I see the user reviews on WPscoop as one of the most valuable things on the site for helping visitors find the plugins that are right for them. But as I already expected before launching the feature getting people to submit reviews is extremely hard. Over the past 6 months visitors have left a grand total of 93 reviews. While many of the popular premium plugins already have 5+ reviews many smaller ones are still sitting at zero.
This is where my failed outreach attempts come back to bite me. The search traffic that finds WPscoop is looking for solutions and simply in no position to write reviews. To get more of those I would have to attract more people on the user side to visit WPscoop, for example by building a community around the site.
The most important challenge for WPscoop will certainly be to grow the site further. Traffic growth has already stagnated over the last 2 to 3 months, where I did not work on the site at all. The best course of action here would probably be to hire a writer / editor to create new plugin comparisons and update the existing ones, since I do not have enough time for it myself. The problem with that is he/she would need to be able to use my comparison script, which unfortunately is a mess without any real user interface. Another problem is that the site earns no money yet to finance hiring said writer.
This brings me to the second challenge: Monetization. Which is something I have not given too much thought yet as I do not depend on making an income from WPscoop, but to drive the project further it will become a necessity.
I did already look into affiliate programs for the various plugins compared here a little and gave some of them a try. After doing so I am fairly certain this is not the way to go: Only a few of the premium WordPress plugins listed on WPscoop do have an affiliate program in the first place. Of those many don’t seem very reliable and could be terminated at any moment like we have seen happen in the past.

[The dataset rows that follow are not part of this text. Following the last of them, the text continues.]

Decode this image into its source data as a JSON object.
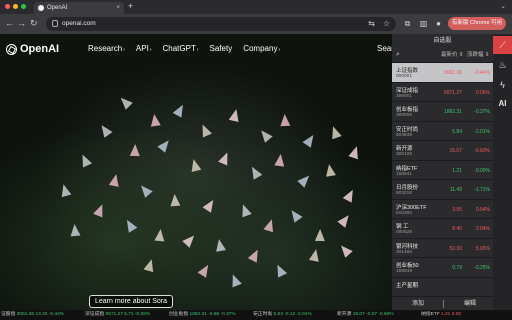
{
  "browser": {
    "tab_title": "OpenAI",
    "tab_close": "×",
    "new_tab": "+",
    "url": "openai.com",
    "guest_label": "有新版 Chrome 可用",
    "colors": {
      "red": "#ff5f57",
      "yellow": "#febc2e",
      "green": "#28c840"
    }
  },
  "site": {
    "logo_text": "OpenAI",
    "nav": [
      {
        "label": "Research",
        "caret": "›"
      },
      {
        "label": "API",
        "caret": "›"
      },
      {
        "label": "ChatGPT",
        "caret": "›"
      },
      {
        "label": "Safety",
        "caret": ""
      },
      {
        "label": "Company",
        "caret": "›"
      }
    ],
    "search_partial": "Sear",
    "cta": "Learn more about Sora"
  },
  "panel": {
    "title": "自选股",
    "col_price": "最新价 ⇕",
    "col_change": "涨跌幅 ⇕",
    "rows": [
      {
        "name": "上证指数",
        "code": "000001",
        "price": "3061.36",
        "change": "-0.44%",
        "dir": "up"
      },
      {
        "name": "深证成指",
        "code": "399001",
        "price": "9571.27",
        "change": "0.06%",
        "dir": "up"
      },
      {
        "name": "创业板指",
        "code": "399006",
        "price": "1862.31",
        "change": "-0.37%",
        "dir": "dn"
      },
      {
        "name": "安正时尚",
        "code": "603839",
        "price": "5.84",
        "change": "-2.01%",
        "dir": "dn"
      },
      {
        "name": "新开源",
        "code": "300109",
        "price": "15.07",
        "change": "-0.60%",
        "dir": "up"
      },
      {
        "name": "纳指ETF",
        "code": "159941",
        "price": "1.21",
        "change": "-0.00%",
        "dir": "dn"
      },
      {
        "name": "日月股份",
        "code": "603218",
        "price": "11.49",
        "change": "-1.71%",
        "dir": "dn"
      },
      {
        "name": "沪深300ETF",
        "code": "510300",
        "price": "3.55",
        "change": "0.54%",
        "dir": "up"
      },
      {
        "name": "钢 工",
        "code": "000628",
        "price": "8.40",
        "change": "3.04%",
        "dir": "up"
      },
      {
        "name": "银河科技",
        "code": "301486",
        "price": "52.30",
        "change": "5.65%",
        "dir": "up"
      },
      {
        "name": "创业板50",
        "code": "159949",
        "price": "0.79",
        "change": "-0.25%",
        "dir": "dn"
      },
      {
        "name": "主产星期",
        "code": "",
        "price": "",
        "change": "",
        "dir": "up"
      }
    ],
    "add_label": "添加",
    "edit_label": "编辑"
  },
  "rail": [
    "chart-icon",
    "fire-icon",
    "bolt-icon",
    "ai-icon"
  ],
  "rail_ai": "AI",
  "ticker": [
    {
      "name": "证股指",
      "price": "3061.36",
      "d1": "13.33",
      "d2": "-0.44%"
    },
    {
      "name": "深证成指",
      "price": "9571.27",
      "d1": "5.71",
      "d2": "-0.06%"
    },
    {
      "name": "创业板指",
      "price": "1862.31",
      "d1": "-6.86",
      "d2": "-0.37%"
    },
    {
      "name": "安正时尚",
      "price": "5.84",
      "d1": "-0.12",
      "d2": "-2.01%"
    },
    {
      "name": "新开源",
      "price": "15.07",
      "d1": "-0.07",
      "d2": "-0.60%"
    },
    {
      "name": "纳指ETF",
      "price": "1.21",
      "d1": "0.00",
      "d2": ""
    }
  ]
}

Alternatives will be sponsorships, banner sales or some form of pro listings / upgrades for the compared plugins. All of them will have their own pros and cons. Exploring those will be topic for another post, maybe in a year from now when I can look back at how growing WPscoop further and monetizing it have worked out.
I envision it might turn out to be another odyssey of trial and errors. But as long as the end result is positive again who am I to complain?